## Instructions to follow
Find all lines below containing the string "影片剪辑" and return them.

[Extracted records]

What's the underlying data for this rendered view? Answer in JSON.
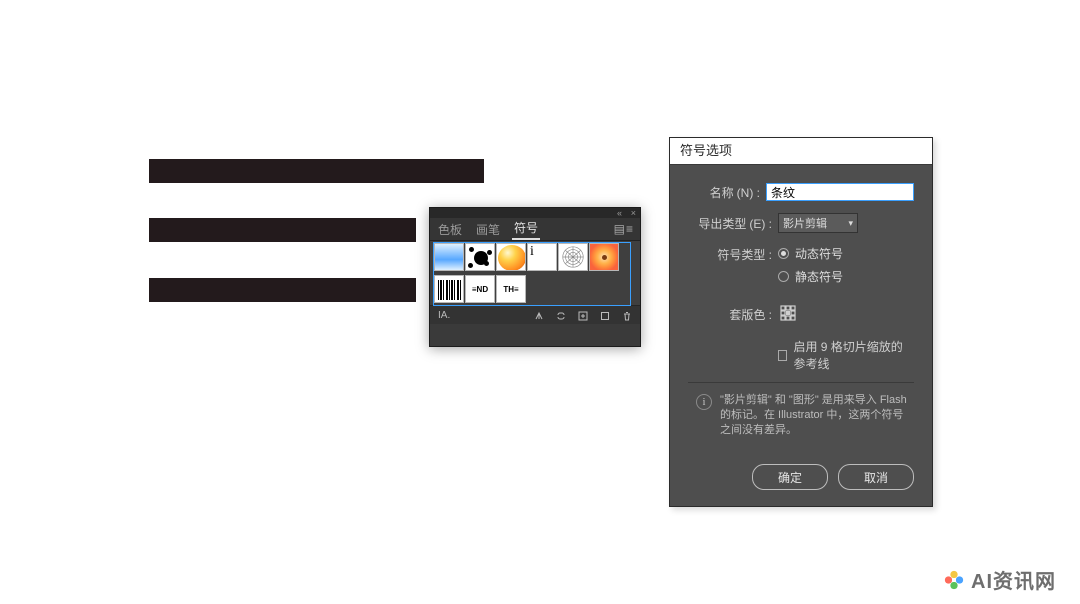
{
  "canvas": {
    "bars": 3
  },
  "symbols_panel": {
    "title_buttons": {
      "collapse": "«",
      "close": "×"
    },
    "tabs": [
      "色板",
      "画笔",
      "符号"
    ],
    "active_tab_index": 2,
    "menu_glyph": "▤≡",
    "swatches_row1": [
      "gradient",
      "ink",
      "orb",
      "char-i",
      "rosette",
      "flower"
    ],
    "swatches_row2": [
      "barcode",
      "end",
      "the"
    ],
    "row2_text": {
      "end": "≡ND",
      "the": "TH≡"
    },
    "char_swatch_label": "i",
    "footer_left": "IA."
  },
  "options_dialog": {
    "title": "符号选项",
    "name_label": "名称",
    "name_accel": "(N)",
    "name_value": "条纹",
    "export_label": "导出类型",
    "export_accel": "(E)",
    "export_selected": "影片剪辑",
    "symboltype_label": "符号类型",
    "radio1": "动态符号",
    "radio2": "静态符号",
    "radio_selected": 0,
    "regcolor_label": "套版色",
    "enable9_label": "启用 9 格切片缩放的参考线",
    "note_text": "\"影片剪辑\" 和 \"图形\" 是用来导入 Flash 的标记。在 Illustrator 中，这两个符号之间没有差异。",
    "ok_label": "确定",
    "cancel_label": "取消"
  },
  "watermark": {
    "text": "AI资讯网"
  }
}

## Solution to the problem
    "export_selected": "影片剪辑",
    "note_text": "\"影片剪辑\" 和 \"图形\" 是用来导入 Flash 的标记。在 Illustrator 中，这两个符号之间没有差异。",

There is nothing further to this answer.